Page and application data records
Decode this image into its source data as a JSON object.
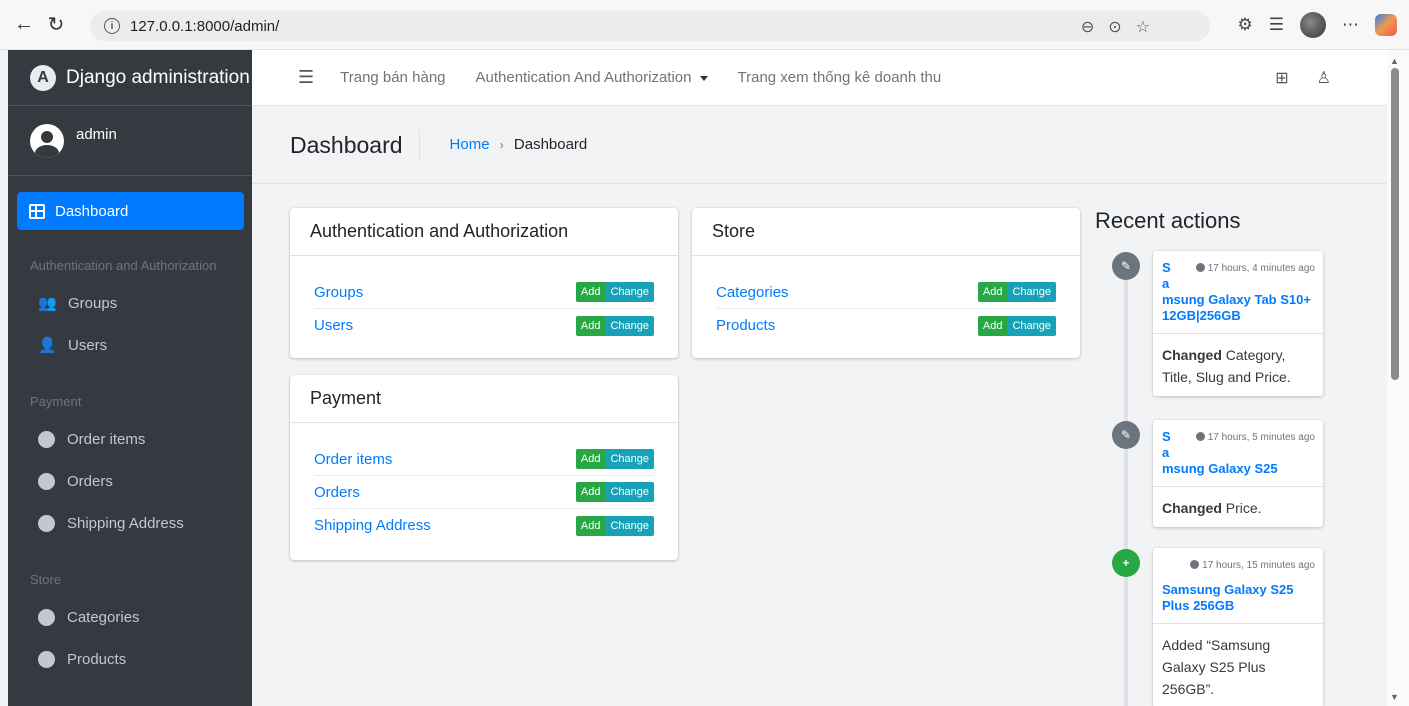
{
  "browser": {
    "url": "127.0.0.1:8000/admin/",
    "back_icon": "arrow-left-icon",
    "reload_icon": "reload-icon"
  },
  "sidebar": {
    "brand": "Django administration",
    "user": "admin",
    "active_item": "Dashboard",
    "sections": [
      {
        "header": "Authentication and Authorization",
        "items": [
          "Groups",
          "Users"
        ]
      },
      {
        "header": "Payment",
        "items": [
          "Order items",
          "Orders",
          "Shipping Address"
        ]
      },
      {
        "header": "Store",
        "items": [
          "Categories",
          "Products"
        ]
      }
    ]
  },
  "topnav": {
    "links": [
      "Trang bán hàng",
      "Authentication And Authorization",
      "Trang xem thống kê doanh thu"
    ]
  },
  "header": {
    "title": "Dashboard",
    "breadcrumb_home": "Home",
    "breadcrumb_sep": "›",
    "breadcrumb_current": "Dashboard"
  },
  "buttons": {
    "add": "Add",
    "change": "Change"
  },
  "apps": {
    "auth": {
      "title": "Authentication and Authorization",
      "models": [
        "Groups",
        "Users"
      ]
    },
    "store": {
      "title": "Store",
      "models": [
        "Categories",
        "Products"
      ]
    },
    "payment": {
      "title": "Payment",
      "models": [
        "Order items",
        "Orders",
        "Shipping Address"
      ]
    }
  },
  "recent": {
    "title": "Recent actions",
    "actions": [
      {
        "type": "changed",
        "object_l1": "S",
        "object_l2": "a",
        "object_l3": "msung Galaxy Tab S10+ 12GB|256GB",
        "time": "17 hours, 4 minutes ago",
        "verb": "Changed",
        "detail": " Category, Title, Slug and Price."
      },
      {
        "type": "changed",
        "object_l1": "S",
        "object_l2": "a",
        "object_l3": "msung Galaxy S25",
        "time": "17 hours, 5 minutes ago",
        "verb": "Changed",
        "detail": " Price."
      },
      {
        "type": "added",
        "object_l3": "Samsung Galaxy S25 Plus 256GB",
        "time": "17 hours, 15 minutes ago",
        "detail": "Added “Samsung Galaxy S25 Plus 256GB”."
      }
    ]
  },
  "colors": {
    "primary": "#007bff",
    "add": "#28a745",
    "change": "#17a2b8",
    "sidebar": "#343a40"
  }
}
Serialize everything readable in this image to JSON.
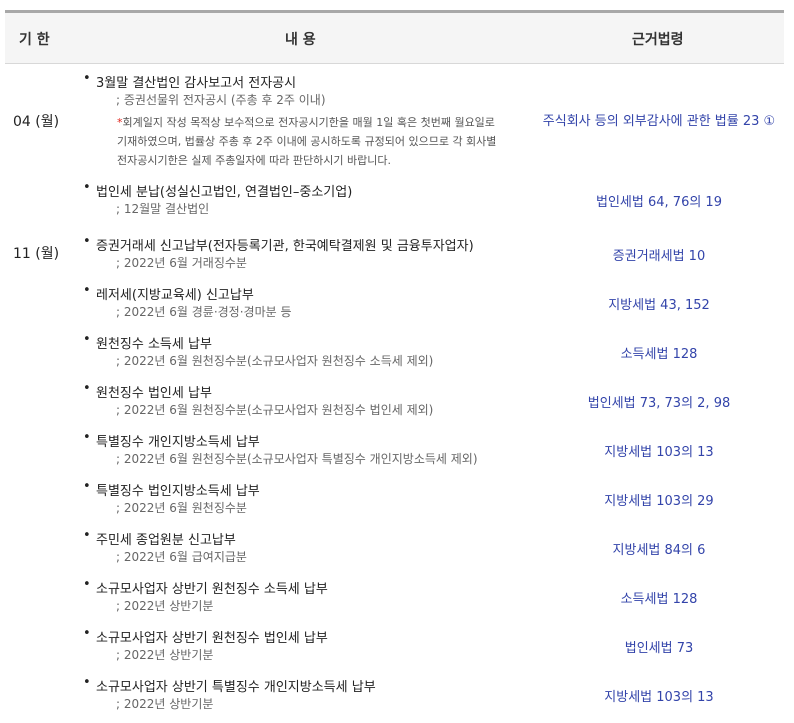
{
  "header": {
    "col_date": "기 한",
    "col_content": "내 용",
    "col_law": "근거법령"
  },
  "dates": [
    "04 (월)",
    "11 (월)"
  ],
  "items": [
    {
      "title": "3월말 결산법인 감사보고서 전자공시",
      "sub": "; 증권선물위 전자공시 (주총 후 2주 이내)",
      "law": "주식회사 등의 외부감사에 관한 법률 23 ①"
    },
    {
      "title": "법인세 분납(성실신고법인, 연결법인–중소기업)",
      "sub": "; 12월말 결산법인",
      "law": "법인세법 64, 76의 19"
    },
    {
      "title": "증권거래세 신고납부(전자등록기관, 한국예탁결제원 및 금융투자업자)",
      "sub": "; 2022년 6월 거래징수분",
      "law": "증권거래세법 10"
    },
    {
      "title": "레저세(지방교육세) 신고납부",
      "sub": "; 2022년 6월 경륜·경정·경마분 등",
      "law": "지방세법 43, 152"
    },
    {
      "title": "원천징수 소득세 납부",
      "sub": "; 2022년 6월 원천징수분(소규모사업자 원천징수 소득세 제외)",
      "law": "소득세법 128"
    },
    {
      "title": "원천징수 법인세 납부",
      "sub": "; 2022년 6월 원천징수분(소규모사업자 원천징수 법인세 제외)",
      "law": "법인세법 73, 73의 2, 98"
    },
    {
      "title": "특별징수 개인지방소득세 납부",
      "sub": "; 2022년 6월 원천징수분(소규모사업자 특별징수 개인지방소득세 제외)",
      "law": "지방세법 103의 13"
    },
    {
      "title": "특별징수 법인지방소득세 납부",
      "sub": "; 2022년 6월 원천징수분",
      "law": "지방세법 103의 29"
    },
    {
      "title": "주민세 종업원분 신고납부",
      "sub": "; 2022년 6월 급여지급분",
      "law": "지방세법 84의 6"
    },
    {
      "title": "소규모사업자 상반기 원천징수 소득세 납부",
      "sub": "; 2022년 상반기분",
      "law": "소득세법 128"
    },
    {
      "title": "소규모사업자 상반기 원천징수 법인세 납부",
      "sub": "; 2022년 상반기분",
      "law": "법인세법 73"
    },
    {
      "title": "소규모사업자 상반기 특별징수 개인지방소득세 납부",
      "sub": "; 2022년 상반기분",
      "law": "지방세법 103의 13"
    }
  ],
  "note": {
    "star": "*",
    "line1": "회계일지 작성 목적상 보수적으로 전자공시기한을 매월 1일 혹은 첫번째 월요일로",
    "line2": "기재하였으며, 법률상 주총 후 2주 이내에 공시하도록 규정되어 있으므로 각 회사별",
    "line3": "전자공시기한은 실제 주총일자에 따라 판단하시기 바랍니다."
  }
}
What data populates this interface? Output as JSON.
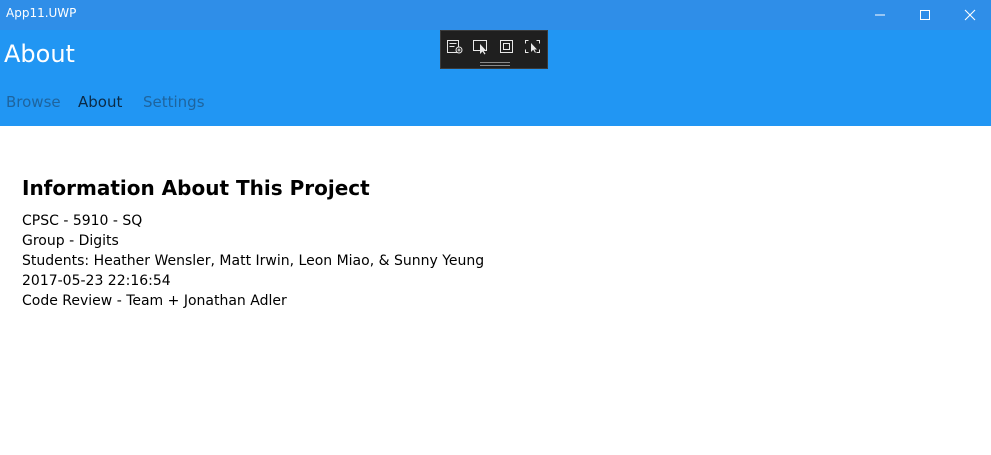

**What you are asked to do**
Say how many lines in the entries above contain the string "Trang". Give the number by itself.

**Result**
2